These are but a few of the many adventures in Davis's memoir about his colorful Emmy-award-winning career in television. But this is much more than a "tell-all" book filled with juicy anecdotes about famous people. It's a down-to-earth and often humorous story of a man who must juggle his family and his "mistress" while trying to overcome adversity, ethical dilemmas, and an industry going through relentless change.
Along the way, readers get a backstage pass to many classic TV programs, including "The CBS Evening News," "EXTRA," "PBS NewsHour," and "Lifestyles of the Rich and Famous," as well as venture inside the most historic TV station in the country.
Prepare to go behind the closed doors of one of the most enjoyable, harrowing, and seductive industries in the world. Once you hop "In Bed with Broadcasting," you may love her or you may want to run for cover-but you will never forget her.
|Product dimensions:||5.50(w) x 8.50(h) x 0.65(d)|
About the Author
In addition to his Emmys, Davis has been honored with three Golden Mikes and two Genesis Awards. He and his wife, Carole, make their home in Southern California.
Most Helpful Customer Reviews

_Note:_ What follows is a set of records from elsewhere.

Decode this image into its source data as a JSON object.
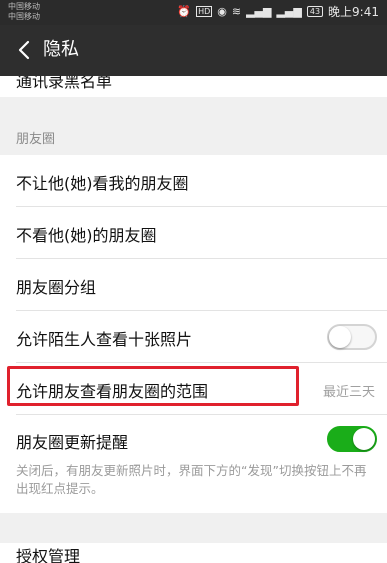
{
  "status_bar": {
    "carrier_1": "中国移动",
    "carrier_2": "中国移动",
    "time": "晚上9:41",
    "battery": "43"
  },
  "header": {
    "title": "隐私"
  },
  "list": {
    "partial_top_item": "通讯录黑名单",
    "moments_section_label": "朋友圈",
    "items": [
      {
        "label": "不让他(她)看我的朋友圈"
      },
      {
        "label": "不看他(她)的朋友圈"
      },
      {
        "label": "朋友圈分组"
      }
    ],
    "stranger_photos": {
      "label": "允许陌生人查看十张照片",
      "enabled": false
    },
    "visible_range": {
      "label": "允许朋友查看朋友圈的范围",
      "value": "最近三天"
    },
    "update_reminder": {
      "label": "朋友圈更新提醒",
      "enabled": true
    },
    "reminder_description": "关闭后，有朋友更新照片时，界面下方的“发现”切换按钮上不再出现红点提示。",
    "authorization": {
      "label": "授权管理"
    }
  },
  "colors": {
    "toggle_on": "#1aad19",
    "highlight_box": "#e0212d",
    "titlebar": "#2e2e2e"
  }
}
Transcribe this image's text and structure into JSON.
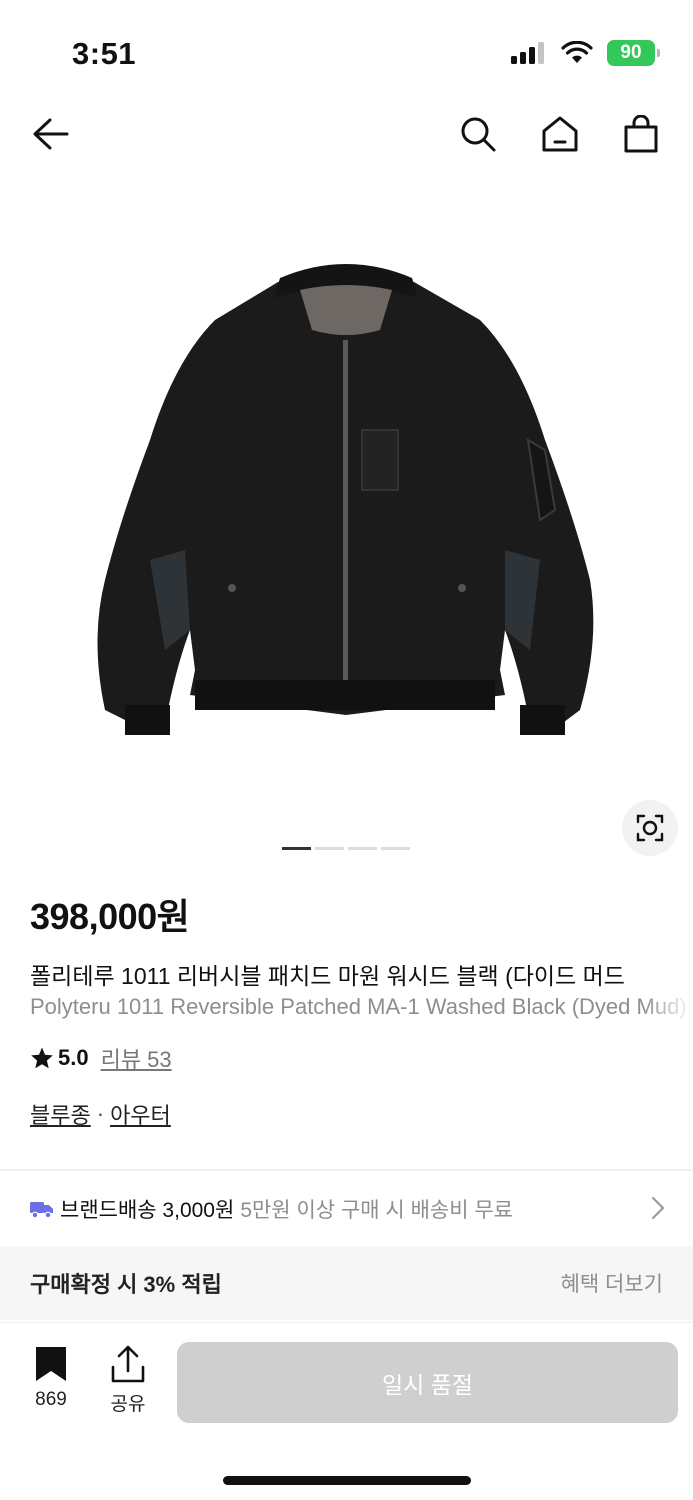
{
  "status_bar": {
    "time": "3:51",
    "battery": "90"
  },
  "nav": {
    "icons": [
      "back-arrow-icon",
      "search-icon",
      "home-icon",
      "shopping-bag-icon"
    ]
  },
  "product": {
    "price": "398,000원",
    "name_ko": "폴리테루 1011 리버시블 패치드 마원 워시드 블랙 (다이드 머드",
    "name_en": "Polyteru 1011 Reversible Patched MA-1 Washed Black (Dyed Mud)",
    "rating_score": "5.0",
    "review_label": "리뷰 53",
    "categories": [
      "블루종",
      "아우터"
    ],
    "category_separator": "·",
    "image_pages": 4,
    "active_page": 1
  },
  "shipping": {
    "label": "브랜드배송 3,000원",
    "condition": "5만원 이상 구매 시 배송비 무료",
    "icon": "truck-icon"
  },
  "points": {
    "label": "구매확정 시 3% 적립",
    "more": "혜택 더보기"
  },
  "bottom_bar": {
    "bookmark_count": "869",
    "share_label": "공유",
    "buy_button": "일시 품절"
  },
  "colors": {
    "battery": "#34c759",
    "truck": "#6b6fe8",
    "disabled_button": "#cfcfcf"
  }
}
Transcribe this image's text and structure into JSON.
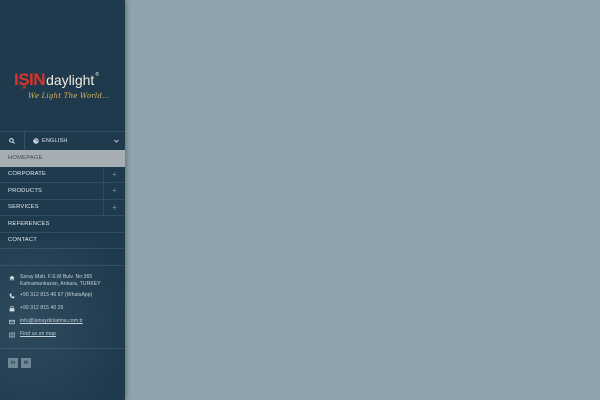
{
  "logo": {
    "brand_main": "IŞIN",
    "brand_sub": "daylight",
    "registered": "®",
    "slogan": "We Light The World..."
  },
  "toolbar": {
    "search_icon": "search-icon",
    "language_icon": "globe-icon",
    "language": "ENGLISH"
  },
  "menu": {
    "items": [
      {
        "label": "HOMEPAGE",
        "active": true,
        "expandable": false
      },
      {
        "label": "CORPORATE",
        "active": false,
        "expandable": true
      },
      {
        "label": "PRODUCTS",
        "active": false,
        "expandable": true
      },
      {
        "label": "SERVICES",
        "active": false,
        "expandable": true
      },
      {
        "label": "REFERENCES",
        "active": false,
        "expandable": false
      },
      {
        "label": "CONTACT",
        "active": false,
        "expandable": false
      }
    ],
    "expand_symbol": "+"
  },
  "contact": {
    "address_line1": "Saray Mah. F.S.M Bulv. No:365",
    "address_line2": "Kahramankazan, Ankara, TURKEY",
    "phone": "+90 312 815 46 67 (WhatsApp)",
    "fax": "+90 312 815 40 25",
    "email": "info@isinaydinlatma.com.tr",
    "map_link": "Find us on map"
  },
  "social": {
    "linkedin": "in",
    "email": "✉"
  },
  "colors": {
    "sidebar_bg": "#1f3a4d",
    "content_bg": "#8ea3ab",
    "brand_red": "#d9332b",
    "slogan_gold": "#d7b35a",
    "active_item_bg": "#a6aeb3"
  }
}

TV newsman and raconteur Ken Davis sums up the last half century of broadcasting, as he went from Sixties rock jock to newsman emeritus. He bursts into his story with his brush with death at the hand of a crazed music producer. He then relates how he got his first big TV scoop, encountering the worst-case scenario of a Hollywood sex goddess in bed. He has no end of up-close meetings with the historic, the celebrated and the infamous, most of them occurring in or around L.A. Ken Davis grew up with TV, and his encounter with just-retired Walter Cronkite, the most trusted man in America, reminds us all of what we used to think of TV news, when men like Cronkite practiced it to inform us of important things, not to maximize profits. Davis has a nose for a story, and it's lucky for readers he followed so many fascinating ones. His reporter's wry wit nails the irony in every scene, whether he's crossing paths with a future president or an active serial killer. And as the title suggests, Davis doesn't spare himself. A terrific memoir.

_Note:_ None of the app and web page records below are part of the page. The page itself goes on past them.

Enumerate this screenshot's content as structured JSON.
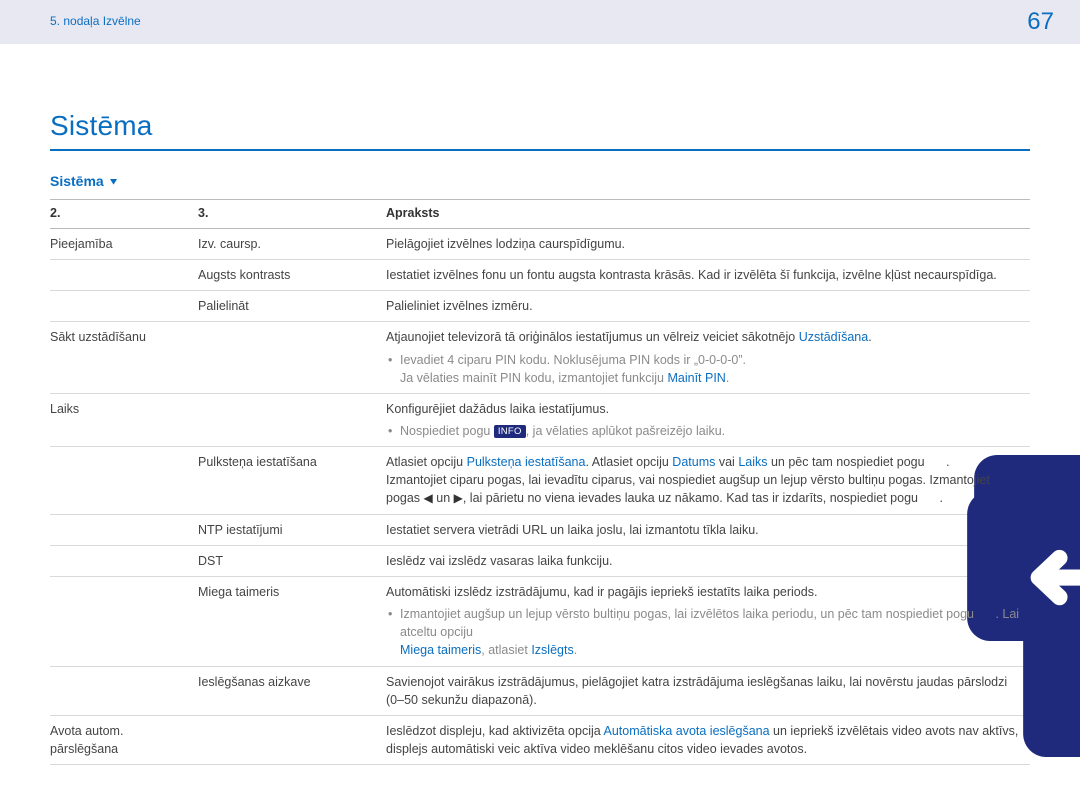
{
  "header": {
    "breadcrumb": "5. nodaļa Izvēlne",
    "page_number": "67"
  },
  "title": "Sistēma",
  "subsection": "Sistēma",
  "table": {
    "headers": {
      "c2": "2.",
      "c3": "3.",
      "desc": "Apraksts"
    },
    "rows": {
      "pieejamiba": {
        "c1": "Pieejamība",
        "c2": "Izv. caursp.",
        "desc": "Pielāgojiet izvēlnes lodziņa caurspīdīgumu."
      },
      "augsts": {
        "c2": "Augsts kontrasts",
        "desc": "Iestatiet izvēlnes fonu un fontu augsta kontrasta krāsās. Kad ir izvēlēta šī funkcija, izvēlne kļūst necaurspīdīga."
      },
      "palielinat": {
        "c2": "Palielināt",
        "desc": "Palieliniet izvēlnes izmēru."
      },
      "sakt": {
        "c1": "Sākt uzstādīšanu",
        "desc_pre": "Atjaunojiet televizorā tā oriģinālos iestatījumus un vēlreiz veiciet sākotnējo ",
        "desc_link": "Uzstādīšana",
        "desc_post": ".",
        "bullet1": "Ievadiet 4 ciparu PIN kodu. Noklusējuma PIN kods ir „0-0-0-0”.",
        "bullet2_pre": "Ja vēlaties mainīt PIN kodu, izmantojiet funkciju ",
        "bullet2_link": "Mainīt PIN",
        "bullet2_post": "."
      },
      "laiks": {
        "c1": "Laiks",
        "desc": "Konfigurējiet dažādus laika iestatījumus.",
        "bullet_pre": "Nospiediet pogu ",
        "bullet_pill": "INFO",
        "bullet_post": ", ja vēlaties aplūkot pašreizējo laiku."
      },
      "pulkstena": {
        "c2": "Pulksteņa iestatīšana",
        "p1_a": "Atlasiet opciju ",
        "p1_link1": "Pulksteņa iestatīšana",
        "p1_b": ". Atlasiet opciju ",
        "p1_link2": "Datums",
        "p1_c": " vai ",
        "p1_link3": "Laiks",
        "p1_d": " un pēc tam nospiediet pogu ",
        "p1_e": ".",
        "p2_a": "Izmantojiet ciparu pogas, lai ievadītu ciparus, vai nospiediet augšup un lejup vērsto bultiņu pogas. Izmantojiet pogas ",
        "p2_arrow_l": "◀",
        "p2_mid": " un ",
        "p2_arrow_r": "▶",
        "p2_b": ", lai pārietu no viena ievades lauka uz nākamo. Kad tas ir izdarīts, nospiediet pogu ",
        "p2_c": "."
      },
      "ntp": {
        "c2": "NTP iestatījumi",
        "desc": "Iestatiet servera vietrādi URL un laika joslu, lai izmantotu tīkla laiku."
      },
      "dst": {
        "c2": "DST",
        "desc": "Ieslēdz vai izslēdz vasaras laika funkciju."
      },
      "miega": {
        "c2": "Miega taimeris",
        "desc": "Automātiski izslēdz izstrādājumu, kad ir pagājis iepriekš iestatīts laika periods.",
        "bul_a": "Izmantojiet augšup un lejup vērsto bultiņu pogas, lai izvēlētos laika periodu, un pēc tam nospiediet pogu ",
        "bul_b": ". Lai atceltu opciju ",
        "bul_link1": "Miega taimeris",
        "bul_c": ", atlasiet ",
        "bul_link2": "Izslēgts",
        "bul_d": "."
      },
      "aizkave": {
        "c2": "Ieslēgšanas aizkave",
        "desc": "Savienojot vairākus izstrādājumus, pielāgojiet katra izstrādājuma ieslēgšanas laiku, lai novērstu jaudas pārslodzi (0–50 sekunžu diapazonā)."
      },
      "avota": {
        "c1": "Avota autom. pārslēgšana",
        "desc_a": "Ieslēdzot displeju, kad aktivizēta opcija ",
        "desc_link": "Automātiska avota ieslēgšana",
        "desc_b": " un iepriekš izvēlētais video avots nav aktīvs, displejs automātiski veic aktīva video meklēšanu citos video ievades avotos."
      }
    }
  }
}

A humorous and interesting read for aspiring journalists, and news media buffs alike! Davis takes readers behind-the-scenes of broadcast by sharing highlights and lowlights of his forty-years in the business. The story flows conversationally, with Davis consistently referencing his career as his "mistress." Though illustrated with many celebrity encounters, tight scrapes, and exotic travels, the heart of the book lies in the emotional impact of the industry on Davis. His account of the rise and "fall" of certain media challenges readers to ethically question today's industry portrayal of hard news, while also packing unbelievable anecdotes.